Police officers have a difficult job, but they are paid to serve the public — with taxpayers' money. When an officer breaks the law through the use of excessive force or other abusive or corrupt conduct, he or she can be held accountable through a civil lawsuit. We handle difficult cases that include: ✓Police misconduct that was covered up ✓Police beatings and other violent conduct perpetrated during arrests and while suspects were in custody ✓The inappropriate use of handcuffs, pepper spray, tasers and other equipment during arrests and traffic stops ✓Defenseless individuals who were shot by police while unarmed ✓Jail or prison abuse of prisoners including deliberate indifference to their medical needs Every case is different. Unfortunately, our firm is not able to handle every case involving persons whose civil rights have been violated by law enforcement. However, we provide responsive, results-oriented service to every client we represent.

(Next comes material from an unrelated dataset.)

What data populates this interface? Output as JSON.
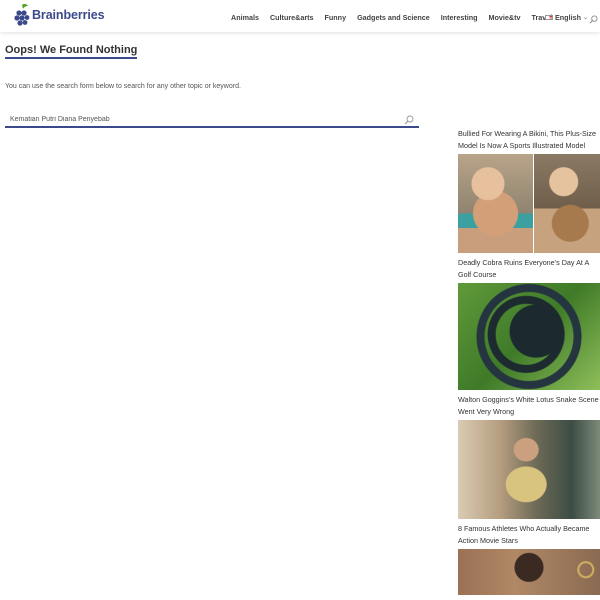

Many forms of improper treatment of prisoners, whether by commission or omission, are prohibited by federal and state laws. Our firm represents clients in civil rights cases involving: ✓Beatings and assaults by corrections staff and inmates ✓Prisoner rape and sexual assaults ✓Prison suicides ✓Deliberate indifference to inmates' medical needs ✓Refusal to provide substance abuse treatment that results in post-release overdose fatalities If you or a loved one suffered any form of abuse or maltreatment in a federal, state or county prison or jail, you have the right to be heard and seek damages. We are fiercely committed to defending people who are incarcerated and winning every case we take on.
Attorney Sarah Gad is the former Forensics Director of the Law Offices of Kathleen T. Zellner & Associates, which has helped exonerate 23 people of serious crimes using DNA and other forms of scientific testing. As forensic technology continues to evolve, individuals throughout the country are being released from prison due to DNA tests, sometimes after years of incarceration. In many cases, investigation of original trials that led to the wrongful incarceration reveals errors and improprieties in physical evidence collection, laboratory procedures or the reporting of test results. If you or a loved one was falsely convicted of a serious crime, DNA tests may be an essential part of proving innocence when a person is: ✓Falsely accused and/or convicted of murder and rape ✓Convicted of crimes because of false confessions If you are imprisoned and cannot afford a DNA test, we will provide one for free, and once we exonerate you, we will hold the county that wrongfully convicted accountable.